▶ [Directions for this task]
Filter the records down to the lines that hold the word "icon", and copy each of those lines.

▶ [Records for this task]
○ ○ ○

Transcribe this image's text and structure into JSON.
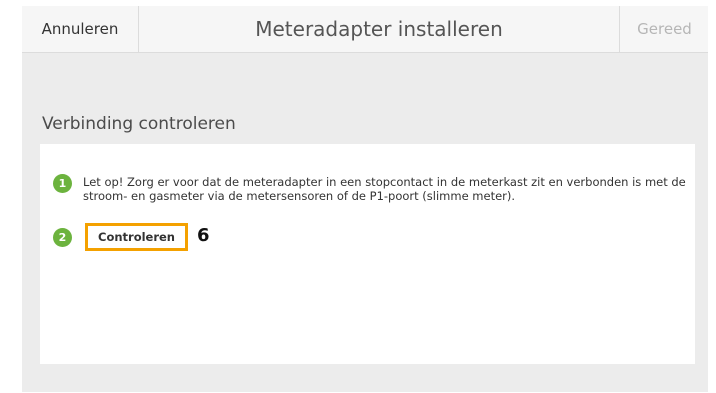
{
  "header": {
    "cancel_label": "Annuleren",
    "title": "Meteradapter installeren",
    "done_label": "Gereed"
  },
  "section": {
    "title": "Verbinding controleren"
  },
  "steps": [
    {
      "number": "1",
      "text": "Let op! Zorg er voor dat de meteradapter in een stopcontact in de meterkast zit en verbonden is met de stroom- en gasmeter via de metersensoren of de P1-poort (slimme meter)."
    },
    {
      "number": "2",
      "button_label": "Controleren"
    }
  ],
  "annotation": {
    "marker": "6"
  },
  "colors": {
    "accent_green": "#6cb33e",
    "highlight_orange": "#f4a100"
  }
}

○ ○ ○

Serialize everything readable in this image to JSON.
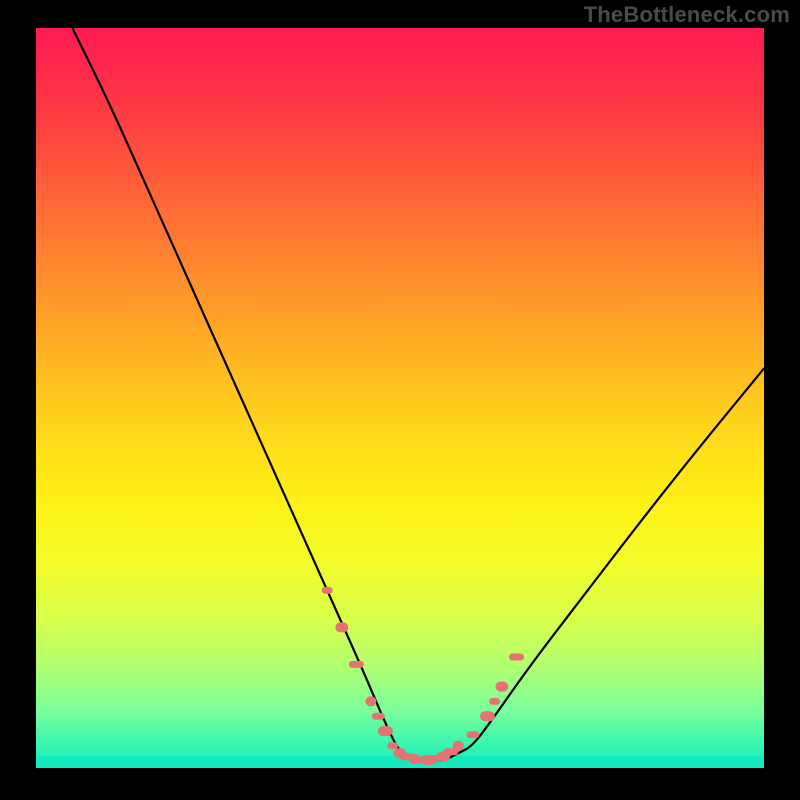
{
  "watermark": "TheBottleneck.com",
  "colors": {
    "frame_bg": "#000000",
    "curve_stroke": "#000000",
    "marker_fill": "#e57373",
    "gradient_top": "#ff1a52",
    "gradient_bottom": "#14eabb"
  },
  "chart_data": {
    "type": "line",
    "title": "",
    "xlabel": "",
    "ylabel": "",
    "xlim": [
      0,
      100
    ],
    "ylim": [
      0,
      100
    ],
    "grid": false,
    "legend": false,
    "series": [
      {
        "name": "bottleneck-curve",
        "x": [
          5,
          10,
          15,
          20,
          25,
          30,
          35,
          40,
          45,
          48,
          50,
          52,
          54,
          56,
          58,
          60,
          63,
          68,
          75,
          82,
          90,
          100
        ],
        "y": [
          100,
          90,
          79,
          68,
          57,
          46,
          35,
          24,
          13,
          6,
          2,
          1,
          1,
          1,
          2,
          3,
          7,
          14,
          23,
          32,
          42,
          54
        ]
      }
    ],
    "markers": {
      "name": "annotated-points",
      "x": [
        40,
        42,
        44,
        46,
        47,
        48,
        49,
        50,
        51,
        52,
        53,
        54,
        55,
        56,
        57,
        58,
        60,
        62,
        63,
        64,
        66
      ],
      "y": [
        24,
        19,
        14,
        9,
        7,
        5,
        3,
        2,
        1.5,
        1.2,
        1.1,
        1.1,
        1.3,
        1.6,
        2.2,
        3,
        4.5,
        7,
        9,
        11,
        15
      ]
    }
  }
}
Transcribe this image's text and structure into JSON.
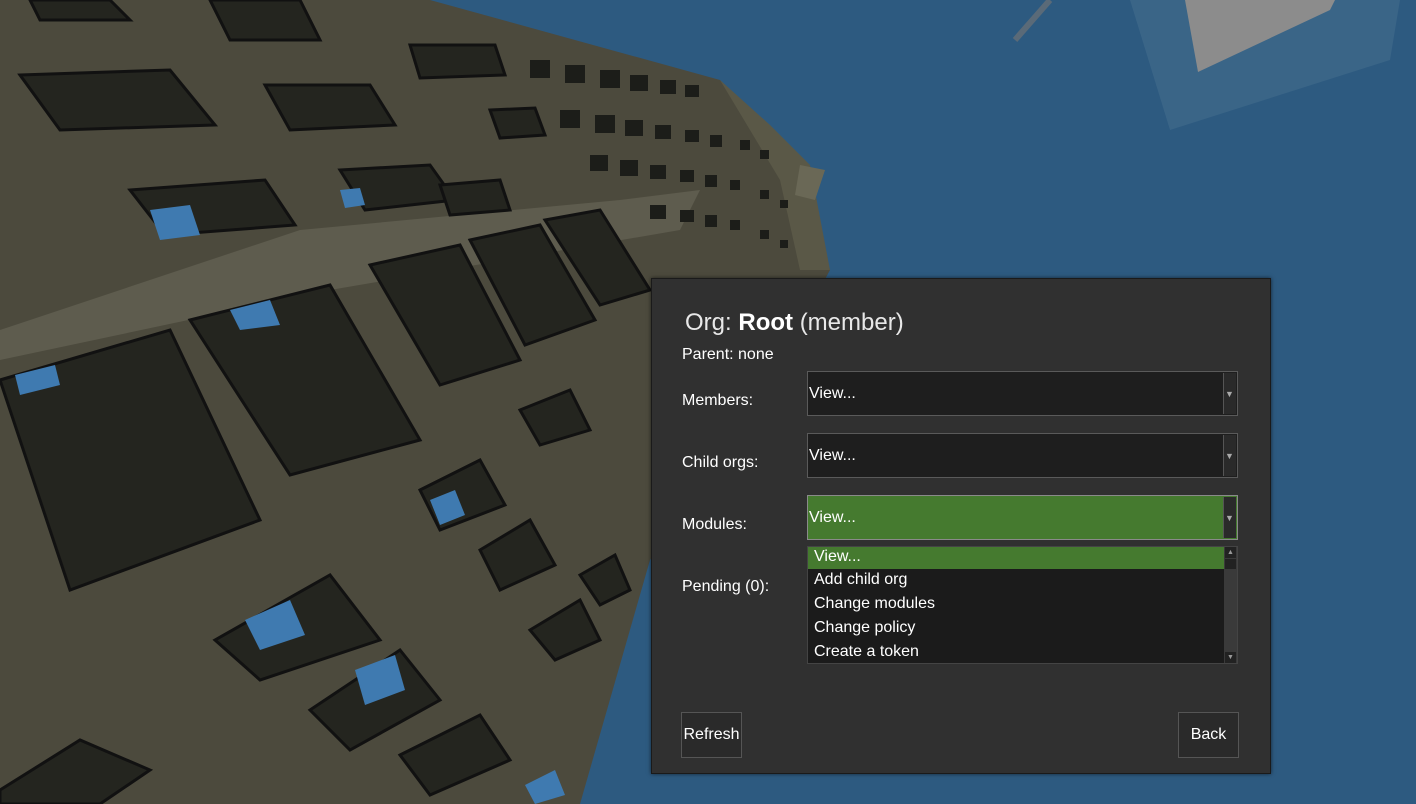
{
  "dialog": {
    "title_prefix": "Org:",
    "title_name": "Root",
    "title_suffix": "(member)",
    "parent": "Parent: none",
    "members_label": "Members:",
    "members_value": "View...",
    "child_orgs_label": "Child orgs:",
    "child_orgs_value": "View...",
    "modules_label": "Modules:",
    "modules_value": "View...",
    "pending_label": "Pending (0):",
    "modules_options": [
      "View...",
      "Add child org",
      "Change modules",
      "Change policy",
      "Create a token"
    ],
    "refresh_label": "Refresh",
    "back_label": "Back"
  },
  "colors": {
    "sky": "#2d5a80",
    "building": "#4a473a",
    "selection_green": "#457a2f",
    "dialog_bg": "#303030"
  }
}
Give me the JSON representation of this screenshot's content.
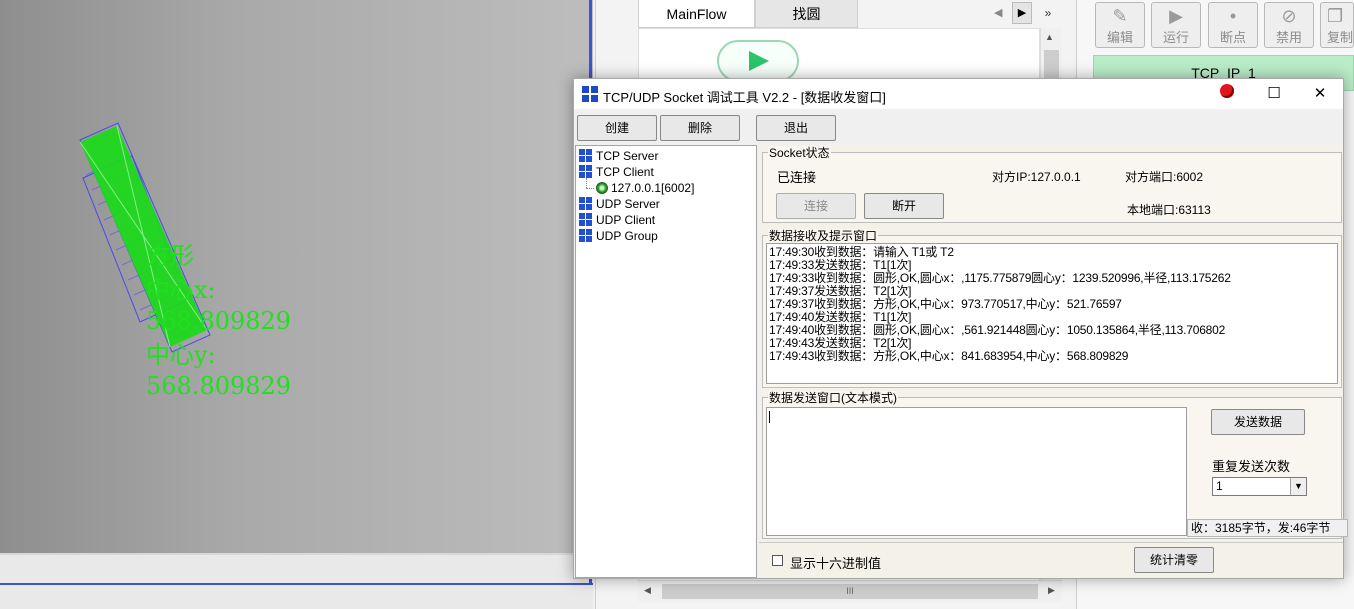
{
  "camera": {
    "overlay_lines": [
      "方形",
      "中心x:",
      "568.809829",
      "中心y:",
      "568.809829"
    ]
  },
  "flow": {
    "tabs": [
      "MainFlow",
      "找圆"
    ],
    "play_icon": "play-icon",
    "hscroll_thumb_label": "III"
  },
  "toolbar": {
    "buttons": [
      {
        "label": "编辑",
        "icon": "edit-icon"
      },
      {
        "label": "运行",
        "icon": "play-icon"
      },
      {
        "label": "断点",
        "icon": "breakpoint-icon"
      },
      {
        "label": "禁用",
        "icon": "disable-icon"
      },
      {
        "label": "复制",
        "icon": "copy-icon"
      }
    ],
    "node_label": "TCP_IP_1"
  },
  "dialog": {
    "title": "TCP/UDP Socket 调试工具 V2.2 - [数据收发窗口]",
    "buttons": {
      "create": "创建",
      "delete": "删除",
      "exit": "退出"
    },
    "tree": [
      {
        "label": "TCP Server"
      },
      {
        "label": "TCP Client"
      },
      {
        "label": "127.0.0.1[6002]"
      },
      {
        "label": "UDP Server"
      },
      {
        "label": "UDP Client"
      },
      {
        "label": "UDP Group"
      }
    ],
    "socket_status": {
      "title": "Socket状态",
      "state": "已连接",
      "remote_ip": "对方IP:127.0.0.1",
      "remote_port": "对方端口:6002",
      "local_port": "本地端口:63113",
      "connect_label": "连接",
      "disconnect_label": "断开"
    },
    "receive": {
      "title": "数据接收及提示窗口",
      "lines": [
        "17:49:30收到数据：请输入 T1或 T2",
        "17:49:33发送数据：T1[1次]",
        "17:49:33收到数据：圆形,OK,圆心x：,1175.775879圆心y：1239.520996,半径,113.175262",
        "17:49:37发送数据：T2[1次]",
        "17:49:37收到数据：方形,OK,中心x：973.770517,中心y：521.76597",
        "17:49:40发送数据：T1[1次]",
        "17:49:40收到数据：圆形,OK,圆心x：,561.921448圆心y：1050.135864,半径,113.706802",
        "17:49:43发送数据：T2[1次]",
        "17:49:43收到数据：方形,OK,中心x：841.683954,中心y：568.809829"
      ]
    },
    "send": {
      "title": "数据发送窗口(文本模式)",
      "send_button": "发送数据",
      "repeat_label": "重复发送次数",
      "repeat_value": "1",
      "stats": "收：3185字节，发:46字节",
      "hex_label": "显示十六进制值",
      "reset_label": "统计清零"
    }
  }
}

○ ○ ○

▶ [Written response]
    "play_icon": "play-icon",
        "icon": "edit-icon"
        "icon": "play-icon"
        "icon": "breakpoint-icon"
        "icon": "disable-icon"
        "icon": "copy-icon"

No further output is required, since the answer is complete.